Website and app data records:
○ ○ ○ ○

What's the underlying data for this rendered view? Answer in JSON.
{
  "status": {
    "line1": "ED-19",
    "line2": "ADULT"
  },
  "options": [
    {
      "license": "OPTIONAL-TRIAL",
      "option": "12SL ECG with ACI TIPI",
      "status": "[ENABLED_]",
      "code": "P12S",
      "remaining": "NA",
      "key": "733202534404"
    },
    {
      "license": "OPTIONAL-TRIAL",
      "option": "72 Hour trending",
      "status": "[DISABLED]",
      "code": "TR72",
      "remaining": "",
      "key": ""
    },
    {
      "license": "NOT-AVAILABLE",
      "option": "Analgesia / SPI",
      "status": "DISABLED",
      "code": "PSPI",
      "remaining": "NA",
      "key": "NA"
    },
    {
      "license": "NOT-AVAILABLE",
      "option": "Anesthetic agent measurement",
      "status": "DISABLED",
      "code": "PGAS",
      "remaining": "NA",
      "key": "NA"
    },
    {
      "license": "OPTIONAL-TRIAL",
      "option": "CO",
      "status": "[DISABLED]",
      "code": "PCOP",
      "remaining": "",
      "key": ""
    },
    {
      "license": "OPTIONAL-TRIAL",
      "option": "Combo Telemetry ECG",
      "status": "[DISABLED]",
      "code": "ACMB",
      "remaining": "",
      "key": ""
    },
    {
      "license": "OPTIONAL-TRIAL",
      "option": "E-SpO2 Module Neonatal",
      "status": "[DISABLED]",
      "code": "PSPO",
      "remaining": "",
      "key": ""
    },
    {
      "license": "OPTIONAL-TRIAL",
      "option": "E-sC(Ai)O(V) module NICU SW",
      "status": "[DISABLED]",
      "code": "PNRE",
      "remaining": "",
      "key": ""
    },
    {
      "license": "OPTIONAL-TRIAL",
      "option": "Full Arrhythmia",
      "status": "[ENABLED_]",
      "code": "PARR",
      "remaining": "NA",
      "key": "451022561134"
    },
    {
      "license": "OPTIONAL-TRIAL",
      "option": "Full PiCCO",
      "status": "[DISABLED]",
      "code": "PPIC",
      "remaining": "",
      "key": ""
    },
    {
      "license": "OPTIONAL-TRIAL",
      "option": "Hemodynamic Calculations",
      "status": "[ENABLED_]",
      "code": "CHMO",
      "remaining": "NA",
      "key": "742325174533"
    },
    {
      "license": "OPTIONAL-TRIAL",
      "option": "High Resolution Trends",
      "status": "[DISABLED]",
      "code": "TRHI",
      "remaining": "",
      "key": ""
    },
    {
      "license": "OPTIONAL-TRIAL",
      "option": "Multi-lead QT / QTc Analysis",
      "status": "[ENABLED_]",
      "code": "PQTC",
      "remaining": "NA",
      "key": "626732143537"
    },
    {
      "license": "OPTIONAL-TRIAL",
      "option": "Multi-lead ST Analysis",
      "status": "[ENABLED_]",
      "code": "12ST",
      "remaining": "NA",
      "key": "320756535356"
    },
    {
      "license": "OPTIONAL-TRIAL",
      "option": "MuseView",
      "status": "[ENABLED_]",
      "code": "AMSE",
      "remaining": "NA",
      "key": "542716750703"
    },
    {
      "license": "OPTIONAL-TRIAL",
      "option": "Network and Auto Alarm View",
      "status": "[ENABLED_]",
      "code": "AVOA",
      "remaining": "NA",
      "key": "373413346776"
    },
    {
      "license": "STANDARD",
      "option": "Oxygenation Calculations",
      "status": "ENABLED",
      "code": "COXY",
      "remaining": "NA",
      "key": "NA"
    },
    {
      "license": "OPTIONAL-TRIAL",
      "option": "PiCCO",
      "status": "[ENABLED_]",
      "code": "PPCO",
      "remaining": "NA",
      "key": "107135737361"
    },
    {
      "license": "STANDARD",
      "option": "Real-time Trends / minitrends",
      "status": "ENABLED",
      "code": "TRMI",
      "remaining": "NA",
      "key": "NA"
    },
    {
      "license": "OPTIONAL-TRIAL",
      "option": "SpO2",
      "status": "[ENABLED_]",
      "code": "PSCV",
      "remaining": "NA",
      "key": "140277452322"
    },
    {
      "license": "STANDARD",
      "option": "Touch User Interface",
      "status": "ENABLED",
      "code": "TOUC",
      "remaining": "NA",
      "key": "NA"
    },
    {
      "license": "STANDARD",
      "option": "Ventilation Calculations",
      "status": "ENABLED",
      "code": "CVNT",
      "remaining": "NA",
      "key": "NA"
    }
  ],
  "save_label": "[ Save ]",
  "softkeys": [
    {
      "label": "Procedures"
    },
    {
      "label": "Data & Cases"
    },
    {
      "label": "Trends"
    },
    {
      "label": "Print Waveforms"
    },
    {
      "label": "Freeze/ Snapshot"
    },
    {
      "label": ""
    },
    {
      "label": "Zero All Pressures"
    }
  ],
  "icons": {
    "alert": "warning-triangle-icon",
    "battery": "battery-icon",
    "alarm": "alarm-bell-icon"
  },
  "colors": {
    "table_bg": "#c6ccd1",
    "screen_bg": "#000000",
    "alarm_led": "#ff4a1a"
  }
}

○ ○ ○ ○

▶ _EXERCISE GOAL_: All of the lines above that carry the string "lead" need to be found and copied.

▶ _REPLY_:
      "option": "Multi-lead QT / QTc Analysis",
      "option": "Multi-lead ST Analysis",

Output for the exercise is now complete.